» YOUR ASSIGNMENT: Search the records for the word "image" and pick out every line that has it.

(Items from an interface collection)
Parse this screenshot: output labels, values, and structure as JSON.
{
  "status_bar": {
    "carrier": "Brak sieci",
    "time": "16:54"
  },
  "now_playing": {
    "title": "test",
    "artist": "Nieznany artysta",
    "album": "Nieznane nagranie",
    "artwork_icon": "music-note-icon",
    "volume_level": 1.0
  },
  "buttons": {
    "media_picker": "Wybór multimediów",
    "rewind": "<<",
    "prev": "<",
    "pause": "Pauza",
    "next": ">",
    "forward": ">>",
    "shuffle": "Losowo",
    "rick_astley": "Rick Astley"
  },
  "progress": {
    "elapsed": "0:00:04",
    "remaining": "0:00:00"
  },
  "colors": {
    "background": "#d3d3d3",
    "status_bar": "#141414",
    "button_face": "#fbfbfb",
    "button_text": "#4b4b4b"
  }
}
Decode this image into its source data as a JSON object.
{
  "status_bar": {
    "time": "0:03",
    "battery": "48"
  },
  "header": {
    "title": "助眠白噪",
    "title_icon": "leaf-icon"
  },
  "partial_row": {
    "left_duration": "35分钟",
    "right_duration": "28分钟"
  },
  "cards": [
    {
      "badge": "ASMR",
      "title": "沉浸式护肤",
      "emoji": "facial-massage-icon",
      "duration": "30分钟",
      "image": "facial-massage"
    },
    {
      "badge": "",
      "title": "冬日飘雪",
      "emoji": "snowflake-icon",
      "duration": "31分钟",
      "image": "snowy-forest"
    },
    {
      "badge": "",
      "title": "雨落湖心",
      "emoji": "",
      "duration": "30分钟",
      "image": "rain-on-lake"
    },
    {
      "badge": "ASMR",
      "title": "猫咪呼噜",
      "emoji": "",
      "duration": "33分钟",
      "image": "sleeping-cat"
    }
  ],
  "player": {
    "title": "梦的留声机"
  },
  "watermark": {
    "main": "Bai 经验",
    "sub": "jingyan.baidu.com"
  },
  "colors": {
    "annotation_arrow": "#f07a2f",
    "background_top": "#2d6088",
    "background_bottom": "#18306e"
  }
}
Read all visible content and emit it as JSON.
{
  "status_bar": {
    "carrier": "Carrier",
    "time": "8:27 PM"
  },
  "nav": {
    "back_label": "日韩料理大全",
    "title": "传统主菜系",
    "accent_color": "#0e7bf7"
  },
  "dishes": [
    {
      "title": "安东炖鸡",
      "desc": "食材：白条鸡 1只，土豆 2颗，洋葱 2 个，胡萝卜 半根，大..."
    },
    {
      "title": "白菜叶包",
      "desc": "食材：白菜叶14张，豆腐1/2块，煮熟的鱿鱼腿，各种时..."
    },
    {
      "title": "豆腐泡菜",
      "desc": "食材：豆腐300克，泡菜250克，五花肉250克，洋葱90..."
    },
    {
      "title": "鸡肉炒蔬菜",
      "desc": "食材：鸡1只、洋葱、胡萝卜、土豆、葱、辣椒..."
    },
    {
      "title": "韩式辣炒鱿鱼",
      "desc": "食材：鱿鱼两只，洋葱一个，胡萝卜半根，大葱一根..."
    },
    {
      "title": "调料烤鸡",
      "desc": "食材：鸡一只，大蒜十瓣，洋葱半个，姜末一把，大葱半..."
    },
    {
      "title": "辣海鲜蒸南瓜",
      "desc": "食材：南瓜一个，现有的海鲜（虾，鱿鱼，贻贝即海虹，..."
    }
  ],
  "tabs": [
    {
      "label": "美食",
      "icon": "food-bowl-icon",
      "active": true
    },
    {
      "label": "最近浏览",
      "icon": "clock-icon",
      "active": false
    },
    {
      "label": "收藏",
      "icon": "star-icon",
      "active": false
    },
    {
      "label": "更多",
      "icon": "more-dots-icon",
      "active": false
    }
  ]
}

» ANSWER SPACE:
Decode this image into its source data as a JSON object.
      "image": "facial-massage"
      "image": "snowy-forest"
      "image": "rain-on-lake"
      "image": "sleeping-cat"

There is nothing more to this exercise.